The new version shares the original’s iconic Larry Elmore box art and dragon-ampersand logo, although the artwork on the individual booklets is updated, but a variation on the theme, and the typography inside is 4th Edition D&D standard.
As in the original version of the Red Box, the player’s book introduces the game through a solitaire variation of D&D that resembles a Choose Your Own Adventure book. The new edition takes this approach a step further by mixing character creation into the narrative, whereas the original assumed you started as a human fighter (and, back in the day, character races and classes were fused into one).
After you’ve followed the steps to create your player character and read through the interactive single-player adventure, you’re ready to move on to the DM booklet, which introduces the concept of running an adventure for a group of gamers and provides a scenario to follow-up on the solo quest in the player’s booklet. It even gives you the tools to build your own adventure to throw at D&D players, with a robust catalog of monsters and rules explanations that puts 2008’s Keep on the Shadowfell to shame. That starter set, now available as a free PDF, was a decent introduction to 4th Edition, but can’t compete with the Red Box in clarity or ease of use.
Where the new starter set fumbles is in the physical quality of the two booklets. They are glossy and well illustrated in full color, but the flimsy covers won’t stand up to much use and sharing with friends as the instructions suggest to introduce the game to as many people as possible, unless they live in the sturdy box, which just isn’t conducive to frequent use. The product’s longevity would have benefited greatly from the same thick cardstock covers that the booklets in ’83 used.
Priced at $19.99, the Red Box is designed to be only a launching pad into D&D, not a complete roleplaying game in and of itself, but logically steering advancing players toward new supplemental products like the Rules Compendium, character creation books such Heroes of the Fallen Lands and November’s Heroes of the Forgotten Kingdom, and a boxed Dungeon Master’s Kit and Monster Vault. This development caused a bit of controversy in player circles when it was seen as a phasing-out of the expensive hardback Player’s Handbooks, Dungeon Master’s Guides and Monster Manuals that have been the format for the game throughout many editions.

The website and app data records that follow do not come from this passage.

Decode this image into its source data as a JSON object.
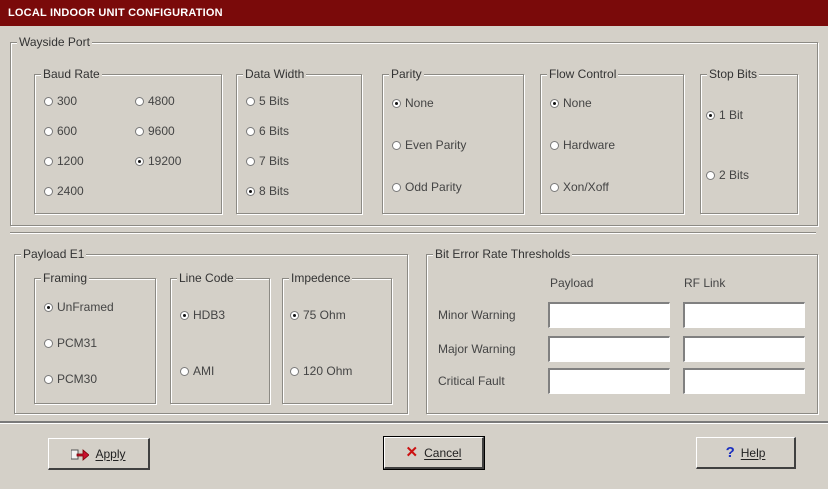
{
  "window": {
    "title": "LOCAL INDOOR UNIT CONFIGURATION"
  },
  "wayside": {
    "legend": "Wayside Port",
    "baud": {
      "legend": "Baud Rate",
      "options": [
        "300",
        "4800",
        "600",
        "9600",
        "1200",
        "19200",
        "2400"
      ],
      "selected": "19200"
    },
    "data_width": {
      "legend": "Data Width",
      "options": [
        "5 Bits",
        "6 Bits",
        "7 Bits",
        "8 Bits"
      ],
      "selected": "8 Bits"
    },
    "parity": {
      "legend": "Parity",
      "options": [
        "None",
        "Even Parity",
        "Odd Parity"
      ],
      "selected": "None"
    },
    "flow": {
      "legend": "Flow Control",
      "options": [
        "None",
        "Hardware",
        "Xon/Xoff"
      ],
      "selected": "None"
    },
    "stop": {
      "legend": "Stop Bits",
      "options": [
        "1 Bit",
        "2 Bits"
      ],
      "selected": "1 Bit"
    }
  },
  "payload": {
    "legend": "Payload E1",
    "framing": {
      "legend": "Framing",
      "options": [
        "UnFramed",
        "PCM31",
        "PCM30"
      ],
      "selected": "UnFramed"
    },
    "line_code": {
      "legend": "Line Code",
      "options": [
        "HDB3",
        "AMI"
      ],
      "selected": "HDB3"
    },
    "impedance": {
      "legend": "Impedence",
      "options": [
        "75 Ohm",
        "120 Ohm"
      ],
      "selected": "75 Ohm"
    }
  },
  "ber": {
    "legend": "Bit Error Rate Thresholds",
    "columns": [
      "Payload",
      "RF Link"
    ],
    "rows": [
      {
        "label": "Minor Warning",
        "payload": "",
        "rf": ""
      },
      {
        "label": "Major Warning",
        "payload": "",
        "rf": ""
      },
      {
        "label": "Critical Fault",
        "payload": "",
        "rf": ""
      }
    ]
  },
  "buttons": {
    "apply": "Apply",
    "cancel": "Cancel",
    "help": "Help"
  },
  "colors": {
    "title_bar": "#7a0a0a",
    "face": "#d4d0c8"
  }
}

But Wizards of the Coast, which runs the D&D brand for Hasbro, insists this new “D&D Essentials” line is merely a new avenue to introduce players to D&D, and not, as many have feared, yet another new edition — always a touchy subject in such a pricey hobby as roleplaying games. (Some gamers, however, welcomed the idea of the Essentials-only approach as a more cost-effective model for players, but that doesn’t comfort those who already invested in the hardcover line.)

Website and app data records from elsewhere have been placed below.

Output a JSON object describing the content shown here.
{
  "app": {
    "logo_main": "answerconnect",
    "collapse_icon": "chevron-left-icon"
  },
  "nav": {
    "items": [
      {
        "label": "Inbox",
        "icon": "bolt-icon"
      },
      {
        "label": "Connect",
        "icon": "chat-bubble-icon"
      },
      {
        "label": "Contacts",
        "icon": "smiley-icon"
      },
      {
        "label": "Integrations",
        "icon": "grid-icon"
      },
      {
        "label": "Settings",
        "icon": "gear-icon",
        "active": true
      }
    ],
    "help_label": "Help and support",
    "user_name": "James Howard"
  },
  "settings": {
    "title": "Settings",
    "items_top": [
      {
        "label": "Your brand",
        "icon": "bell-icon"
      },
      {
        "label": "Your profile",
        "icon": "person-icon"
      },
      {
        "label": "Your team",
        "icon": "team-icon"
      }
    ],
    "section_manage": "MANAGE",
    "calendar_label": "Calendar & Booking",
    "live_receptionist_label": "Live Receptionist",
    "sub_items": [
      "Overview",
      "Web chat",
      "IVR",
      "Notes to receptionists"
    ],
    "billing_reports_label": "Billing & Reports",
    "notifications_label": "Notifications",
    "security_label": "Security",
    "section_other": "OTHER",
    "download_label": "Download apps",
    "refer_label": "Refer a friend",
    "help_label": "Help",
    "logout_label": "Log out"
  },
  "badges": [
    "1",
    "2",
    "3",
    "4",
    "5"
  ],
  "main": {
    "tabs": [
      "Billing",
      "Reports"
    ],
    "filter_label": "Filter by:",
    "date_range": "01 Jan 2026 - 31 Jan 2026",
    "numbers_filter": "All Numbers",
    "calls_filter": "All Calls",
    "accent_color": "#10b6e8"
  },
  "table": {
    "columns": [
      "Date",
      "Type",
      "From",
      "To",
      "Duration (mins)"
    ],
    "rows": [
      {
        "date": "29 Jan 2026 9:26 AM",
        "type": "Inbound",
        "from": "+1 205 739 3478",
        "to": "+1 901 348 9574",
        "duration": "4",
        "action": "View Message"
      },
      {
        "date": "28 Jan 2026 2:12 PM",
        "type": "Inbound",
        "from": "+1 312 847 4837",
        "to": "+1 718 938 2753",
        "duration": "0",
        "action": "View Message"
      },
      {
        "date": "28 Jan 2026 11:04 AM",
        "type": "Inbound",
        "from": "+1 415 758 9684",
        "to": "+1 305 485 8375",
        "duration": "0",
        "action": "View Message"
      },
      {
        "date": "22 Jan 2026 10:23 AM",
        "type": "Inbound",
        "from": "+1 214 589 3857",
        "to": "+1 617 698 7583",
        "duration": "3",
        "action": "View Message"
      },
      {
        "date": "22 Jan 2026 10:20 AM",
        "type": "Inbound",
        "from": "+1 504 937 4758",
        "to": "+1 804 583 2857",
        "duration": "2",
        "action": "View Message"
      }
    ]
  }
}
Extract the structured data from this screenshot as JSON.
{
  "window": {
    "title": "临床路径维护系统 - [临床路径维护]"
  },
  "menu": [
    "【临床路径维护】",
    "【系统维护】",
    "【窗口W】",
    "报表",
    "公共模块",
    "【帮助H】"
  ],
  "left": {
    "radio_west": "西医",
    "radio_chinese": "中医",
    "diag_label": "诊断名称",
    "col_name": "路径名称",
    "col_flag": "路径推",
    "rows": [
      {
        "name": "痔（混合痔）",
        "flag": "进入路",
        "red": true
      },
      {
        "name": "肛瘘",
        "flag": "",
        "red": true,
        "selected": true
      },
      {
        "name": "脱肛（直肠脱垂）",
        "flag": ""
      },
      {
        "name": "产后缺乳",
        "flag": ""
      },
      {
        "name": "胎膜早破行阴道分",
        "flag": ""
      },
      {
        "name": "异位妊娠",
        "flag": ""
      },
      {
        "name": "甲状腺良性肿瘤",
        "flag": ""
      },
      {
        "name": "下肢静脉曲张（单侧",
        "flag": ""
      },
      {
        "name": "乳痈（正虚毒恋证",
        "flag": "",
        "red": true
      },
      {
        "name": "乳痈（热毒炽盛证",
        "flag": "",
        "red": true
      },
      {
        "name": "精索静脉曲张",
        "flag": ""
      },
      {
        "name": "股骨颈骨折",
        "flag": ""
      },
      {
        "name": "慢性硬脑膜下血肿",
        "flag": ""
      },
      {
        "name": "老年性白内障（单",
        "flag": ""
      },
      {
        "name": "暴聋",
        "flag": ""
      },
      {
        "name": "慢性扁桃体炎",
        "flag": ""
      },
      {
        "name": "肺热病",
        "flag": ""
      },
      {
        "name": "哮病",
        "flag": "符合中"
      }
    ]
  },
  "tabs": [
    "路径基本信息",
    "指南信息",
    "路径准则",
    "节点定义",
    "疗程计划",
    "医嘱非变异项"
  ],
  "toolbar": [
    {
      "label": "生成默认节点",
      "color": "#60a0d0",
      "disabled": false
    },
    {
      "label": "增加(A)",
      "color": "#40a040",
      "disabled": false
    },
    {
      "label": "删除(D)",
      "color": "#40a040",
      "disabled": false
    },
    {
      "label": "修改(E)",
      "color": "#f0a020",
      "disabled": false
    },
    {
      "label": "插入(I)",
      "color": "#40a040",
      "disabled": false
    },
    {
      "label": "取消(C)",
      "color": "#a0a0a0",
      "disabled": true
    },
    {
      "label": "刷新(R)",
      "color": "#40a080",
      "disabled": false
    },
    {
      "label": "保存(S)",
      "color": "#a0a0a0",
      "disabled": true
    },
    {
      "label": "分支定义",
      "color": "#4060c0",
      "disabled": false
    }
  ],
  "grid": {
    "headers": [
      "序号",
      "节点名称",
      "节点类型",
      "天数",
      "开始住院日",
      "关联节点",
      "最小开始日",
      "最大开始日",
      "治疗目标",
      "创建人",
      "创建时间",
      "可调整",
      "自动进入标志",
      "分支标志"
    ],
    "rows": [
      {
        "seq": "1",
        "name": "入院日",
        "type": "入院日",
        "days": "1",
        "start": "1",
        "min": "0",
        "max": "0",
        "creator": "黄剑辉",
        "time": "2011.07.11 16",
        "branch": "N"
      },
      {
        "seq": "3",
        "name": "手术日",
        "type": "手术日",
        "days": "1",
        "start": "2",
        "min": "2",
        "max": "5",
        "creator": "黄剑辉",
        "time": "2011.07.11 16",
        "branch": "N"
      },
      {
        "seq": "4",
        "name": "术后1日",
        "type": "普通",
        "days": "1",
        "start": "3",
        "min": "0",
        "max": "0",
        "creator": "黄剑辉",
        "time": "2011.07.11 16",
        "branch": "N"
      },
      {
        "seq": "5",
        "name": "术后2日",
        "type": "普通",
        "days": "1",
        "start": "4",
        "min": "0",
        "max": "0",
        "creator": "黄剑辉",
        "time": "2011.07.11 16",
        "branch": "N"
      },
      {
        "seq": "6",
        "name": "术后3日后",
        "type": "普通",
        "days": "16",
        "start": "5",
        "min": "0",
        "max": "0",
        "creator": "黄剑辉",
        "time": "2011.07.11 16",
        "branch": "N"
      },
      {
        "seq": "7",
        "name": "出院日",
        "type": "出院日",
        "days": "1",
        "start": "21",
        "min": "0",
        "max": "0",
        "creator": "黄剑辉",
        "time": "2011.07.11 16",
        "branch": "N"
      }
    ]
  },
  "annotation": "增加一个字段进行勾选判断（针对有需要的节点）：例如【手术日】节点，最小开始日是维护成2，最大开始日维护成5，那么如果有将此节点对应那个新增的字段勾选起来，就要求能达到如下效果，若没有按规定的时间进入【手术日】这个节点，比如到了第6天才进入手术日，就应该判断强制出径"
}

The new Red Box could easily have been just another in a long line of boxed starter sets, an obvious and desperate gimmick to breathe new life into the 35-year-old granddaddy of all RPGs. In truth, however, this is the starter set that D&D has needed for decades: intelligent, useful and brimming with possibilities for the imagination — and more than just the same rules in a shiny new package. The new solo adventure is just as compelling a read as the one in 1983, and the adventure in the DM booklet is a fine introduction to the social game, while the rules explanations are among Wizards of the Coast’s best efforts yet.